*DATASET EXCERPTS*:
####################

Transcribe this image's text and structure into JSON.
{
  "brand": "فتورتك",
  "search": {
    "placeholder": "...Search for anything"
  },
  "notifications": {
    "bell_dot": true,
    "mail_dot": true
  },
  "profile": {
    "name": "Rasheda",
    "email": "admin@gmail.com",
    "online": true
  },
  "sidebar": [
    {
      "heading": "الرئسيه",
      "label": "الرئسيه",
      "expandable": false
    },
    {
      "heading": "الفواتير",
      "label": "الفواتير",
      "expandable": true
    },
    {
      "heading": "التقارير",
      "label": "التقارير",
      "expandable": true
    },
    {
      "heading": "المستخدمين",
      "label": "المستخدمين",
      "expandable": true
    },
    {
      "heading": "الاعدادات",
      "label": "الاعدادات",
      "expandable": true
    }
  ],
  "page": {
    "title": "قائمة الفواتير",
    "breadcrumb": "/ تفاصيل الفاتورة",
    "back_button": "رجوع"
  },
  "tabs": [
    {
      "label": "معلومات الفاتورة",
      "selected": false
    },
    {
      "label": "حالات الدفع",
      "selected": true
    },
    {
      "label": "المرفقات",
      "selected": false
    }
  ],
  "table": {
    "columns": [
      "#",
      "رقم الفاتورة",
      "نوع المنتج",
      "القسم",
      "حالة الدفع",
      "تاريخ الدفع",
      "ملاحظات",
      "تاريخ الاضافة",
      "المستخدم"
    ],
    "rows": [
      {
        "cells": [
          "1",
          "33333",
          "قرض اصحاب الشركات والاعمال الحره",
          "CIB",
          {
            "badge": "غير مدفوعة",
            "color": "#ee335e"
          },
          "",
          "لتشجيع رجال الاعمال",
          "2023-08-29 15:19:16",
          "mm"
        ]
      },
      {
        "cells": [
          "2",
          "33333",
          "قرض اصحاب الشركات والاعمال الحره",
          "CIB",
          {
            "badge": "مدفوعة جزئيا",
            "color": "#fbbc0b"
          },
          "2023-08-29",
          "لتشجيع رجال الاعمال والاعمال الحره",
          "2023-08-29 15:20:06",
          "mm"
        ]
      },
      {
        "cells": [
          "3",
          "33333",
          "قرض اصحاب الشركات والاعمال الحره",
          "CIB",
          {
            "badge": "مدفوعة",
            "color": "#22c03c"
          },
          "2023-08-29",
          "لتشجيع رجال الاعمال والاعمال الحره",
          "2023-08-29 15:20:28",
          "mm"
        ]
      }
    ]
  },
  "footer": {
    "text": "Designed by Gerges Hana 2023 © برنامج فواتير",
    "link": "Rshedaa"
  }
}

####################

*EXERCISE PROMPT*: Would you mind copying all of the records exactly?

*EXPECTED ANSWER*:
Transcribe this image's text and structure into JSON.
{
  "brand": "فتورتك",
  "search": {
    "placeholder": "...Search for anything"
  },
  "notifications": {
    "bell_dot": true,
    "mail_dot": true
  },
  "profile": {
    "name": "Rasheda",
    "email": "admin@gmail.com",
    "online": true
  },
  "sidebar": [
    {
      "heading": "الرئسيه",
      "label": "الرئسيه",
      "expandable": false
    },
    {
      "heading": "الفواتير",
      "label": "الفواتير",
      "expandable": true
    },
    {
      "heading": "التقارير",
      "label": "التقارير",
      "expandable": true
    },
    {
      "heading": "المستخدمين",
      "label": "المستخدمين",
      "expandable": true
    },
    {
      "heading": "الاعدادات",
      "label": "الاعدادات",
      "expandable": true
    }
  ],
  "page": {
    "title": "قائمة الفواتير",
    "breadcrumb": "/ تفاصيل الفاتورة",
    "back_button": "رجوع"
  },
  "tabs": [
    {
      "label": "معلومات الفاتورة",
      "selected": false
    },
    {
      "label": "حالات الدفع",
      "selected": true
    },
    {
      "label": "المرفقات",
      "selected": false
    }
  ],
  "table": {
    "columns": [
      "#",
      "رقم الفاتورة",
      "نوع المنتج",
      "القسم",
      "حالة الدفع",
      "تاريخ الدفع",
      "ملاحظات",
      "تاريخ الاضافة",
      "المستخدم"
    ],
    "rows": [
      {
        "cells": [
          "1",
          "33333",
          "قرض اصحاب الشركات والاعمال الحره",
          "CIB",
          {
            "badge": "غير مدفوعة",
            "color": "#ee335e"
          },
          "",
          "لتشجيع رجال الاعمال",
          "2023-08-29 15:19:16",
          "mm"
        ]
      },
      {
        "cells": [
          "2",
          "33333",
          "قرض اصحاب الشركات والاعمال الحره",
          "CIB",
          {
            "badge": "مدفوعة جزئيا",
            "color": "#fbbc0b"
          },
          "2023-08-29",
          "لتشجيع رجال الاعمال والاعمال الحره",
          "2023-08-29 15:20:06",
          "mm"
        ]
      },
      {
        "cells": [
          "3",
          "33333",
          "قرض اصحاب الشركات والاعمال الحره",
          "CIB",
          {
            "badge": "مدفوعة",
            "color": "#22c03c"
          },
          "2023-08-29",
          "لتشجيع رجال الاعمال والاعمال الحره",
          "2023-08-29 15:20:28",
          "mm"
        ]
      }
    ]
  },
  "footer": {
    "text": "Designed by Gerges Hana 2023 © برنامج فواتير",
    "link": "Rshedaa"
  }
}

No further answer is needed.